1A Voice • active • passive • middle In the active voice, the subject performs the action indicated by the verb, while in the passive voice the subject is the passive recipient of the action (the difference between “I love” and “I am loved”; “I kill” and “I am killed”). The middle voice is somewhat more tricky. It generally indicates that the speaker is performing the action in his or her own interest or (in a reflexive sense) upon him/herself. Thus, for example, the active verb “to loosen or release” becomes, in the middle voice, “to ransom” (i.e., to get someone released); the active verb “to write” becomes, in the middle voice, “to have something written down” (e.g., by a slave) or “to indict” (i.e., to get someone registered as being subject to a formal prosecution). As you can see, the use of the middle voice is highly subjective. Sometimes the middle form will have a very particular nuance (as in the examples above); at other times it will merely indicate the speaker’s personal investment in the action.

1A Morphology Having seen something of how the Greek verb functions, it is time to consider how it is formed. So far as morphology is concerned, there are two types of verbs in Greek: thematic (or “regular”) forms, and athematic (or “irregular”) forms.

Thematic Forms For each finite verbal form, a particular verb stem has a personal ending attached to it. The stem indicates the tense/aspect and mood, while the ending indicates the person, number, and voice. The personal endings for active verbs are: Singular


1st Person

—, -µι


2nd Person

-ς [-σι]


3rd Person

-σι [-τι]

-νσι [-ντι]
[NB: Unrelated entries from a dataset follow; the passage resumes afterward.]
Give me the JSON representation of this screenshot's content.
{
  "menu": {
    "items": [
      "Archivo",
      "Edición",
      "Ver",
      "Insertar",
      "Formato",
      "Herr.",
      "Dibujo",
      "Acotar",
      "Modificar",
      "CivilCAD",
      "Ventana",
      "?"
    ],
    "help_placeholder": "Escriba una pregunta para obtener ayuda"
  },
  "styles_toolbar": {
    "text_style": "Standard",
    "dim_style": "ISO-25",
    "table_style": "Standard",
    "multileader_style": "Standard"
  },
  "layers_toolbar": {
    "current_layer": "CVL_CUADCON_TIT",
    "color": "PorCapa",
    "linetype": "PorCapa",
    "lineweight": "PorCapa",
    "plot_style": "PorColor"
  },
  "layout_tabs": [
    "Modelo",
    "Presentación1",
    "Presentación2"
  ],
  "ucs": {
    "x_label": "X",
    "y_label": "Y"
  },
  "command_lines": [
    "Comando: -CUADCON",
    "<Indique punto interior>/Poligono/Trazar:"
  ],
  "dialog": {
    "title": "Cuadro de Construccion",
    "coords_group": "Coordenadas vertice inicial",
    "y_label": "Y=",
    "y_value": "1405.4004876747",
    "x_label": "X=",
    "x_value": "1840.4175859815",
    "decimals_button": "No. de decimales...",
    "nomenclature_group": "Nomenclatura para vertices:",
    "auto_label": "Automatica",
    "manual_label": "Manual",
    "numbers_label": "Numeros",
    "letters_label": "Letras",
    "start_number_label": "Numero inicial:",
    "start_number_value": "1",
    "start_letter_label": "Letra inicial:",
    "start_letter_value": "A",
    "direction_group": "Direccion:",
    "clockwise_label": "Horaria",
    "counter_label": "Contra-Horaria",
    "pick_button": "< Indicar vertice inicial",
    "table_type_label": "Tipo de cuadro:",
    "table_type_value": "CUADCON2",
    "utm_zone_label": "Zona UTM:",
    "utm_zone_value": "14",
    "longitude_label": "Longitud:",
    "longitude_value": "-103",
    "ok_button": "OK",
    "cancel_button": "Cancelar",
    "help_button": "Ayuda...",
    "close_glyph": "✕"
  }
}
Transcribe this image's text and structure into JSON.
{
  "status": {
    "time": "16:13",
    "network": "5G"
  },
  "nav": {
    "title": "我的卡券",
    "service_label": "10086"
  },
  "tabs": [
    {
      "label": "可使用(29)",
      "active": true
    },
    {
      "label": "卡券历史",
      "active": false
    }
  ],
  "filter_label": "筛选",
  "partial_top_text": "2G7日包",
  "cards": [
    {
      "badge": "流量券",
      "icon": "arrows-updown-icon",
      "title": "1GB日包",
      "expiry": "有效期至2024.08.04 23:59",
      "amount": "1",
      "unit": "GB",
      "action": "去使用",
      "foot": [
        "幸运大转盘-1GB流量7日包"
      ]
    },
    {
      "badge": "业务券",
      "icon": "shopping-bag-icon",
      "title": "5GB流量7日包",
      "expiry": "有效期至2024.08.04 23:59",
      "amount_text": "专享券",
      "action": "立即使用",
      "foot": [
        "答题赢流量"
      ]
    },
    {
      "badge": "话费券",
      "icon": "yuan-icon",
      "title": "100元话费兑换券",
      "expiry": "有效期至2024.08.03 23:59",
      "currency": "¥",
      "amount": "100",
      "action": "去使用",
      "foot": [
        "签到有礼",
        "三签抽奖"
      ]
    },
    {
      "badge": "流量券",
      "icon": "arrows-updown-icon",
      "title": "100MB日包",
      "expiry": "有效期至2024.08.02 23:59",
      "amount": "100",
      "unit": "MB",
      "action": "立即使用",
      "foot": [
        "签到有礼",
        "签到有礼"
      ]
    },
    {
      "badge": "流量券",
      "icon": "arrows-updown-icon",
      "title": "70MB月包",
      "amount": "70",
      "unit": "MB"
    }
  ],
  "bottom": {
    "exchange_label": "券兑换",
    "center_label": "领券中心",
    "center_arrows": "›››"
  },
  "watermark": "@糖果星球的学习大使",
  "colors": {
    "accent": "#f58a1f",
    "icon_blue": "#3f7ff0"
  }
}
Forming the present tense of the indicative mood of active thematic verbs is a matter of attaching these personal endings to the present indicative tense stem. The present tense stem of thematic verbs, in turn, consists of a combination of a verbal stem + theme vowel. For the indicative mood, this theme vowel is ο/ε. Thus, producing the various active forms of the present indicative of the verb λύω is in theory merely a matter of attaching the relevant personal endings to the tense stem λυ-ο/ε-. The result: Singular 1st Person

λύ – ο - [ ] —> λύ - ω

Plural 3

λύ – ο - µεν 4

2nd Person

λύ – ε – σι —> λύ – εις

λύ - ε - τε

3rd Person

λύ – ε – τι —> λύ – ει5

λύ – ο – νσι —> λύ – ουσι(ν)6

In practice, you need only memorize the end product: Singular


1st Person



2nd Person



3rd Person



The process of working through the different persons and numbers of a verb is referred to as conjugating the verb. (Note: the term “conjugation” indicates a “yoking together” of the verb stem with the personal endings.)


In the first-person singular, the theme vowel ο is merely lengthened. This form seems to entail the dropping of an intervocalic sigma (λύ - ε– σι —> λύ - ε– ι) and the addition of a (redundant? compensatory?) final sigma. 5 Just how λύ-ε-τι becomes λύ-ει remains somewhat obscure. 6 The alteration of -ονσ- to -ουσ- is regular. 4

1A Contract Verbs A sub-category of thematic verb is provided by the so-called contract verbs — verbs that have a verbal stem that ends in α, ε, or ο. In conjugating these verbs, Attic Greek routinely contracts the vowel at the end of the stem with the combination of the theme vowel and personal ending. Thus the ε-contract verbs conjugate as follows in the present indicative active: Singular


1st Person

φιλ- έ – ω —>


φιλ – έ - οµεν


2nd Person

φιλ – έ – εις —> φιλεῖς

φιλ - έ - ετε

3rd Person

φιλ – έ – ει —> φιλεῖ

φιλ – έ – ουσι(ν) —> φιλοῦσι(ν)


φιλοῦµεν φιλεῖτε

Athematic Forms The athematic or irregular verbs (many of which are referred to as the µι-verbs) generally omit the use of a theme vowel. They also frequently admit variations in the stem. The stem for the present indicative of the verb εἰµί (“I am”) is ἐσ-. The personal endings are attached directly to this stem as follows:



1st Person

ἐσ - µι —> εἰµί


2nd Person

ἐσ - σι —> εἶ


3rd Person


ἐσ – ντί —> εἰσί(ν)

Yielding: Singular


1st Person



2nd Person



3rd Person



Again, the process by which some of these contractions occur is a bit obscure: when the time comes, you need only memorize the end product!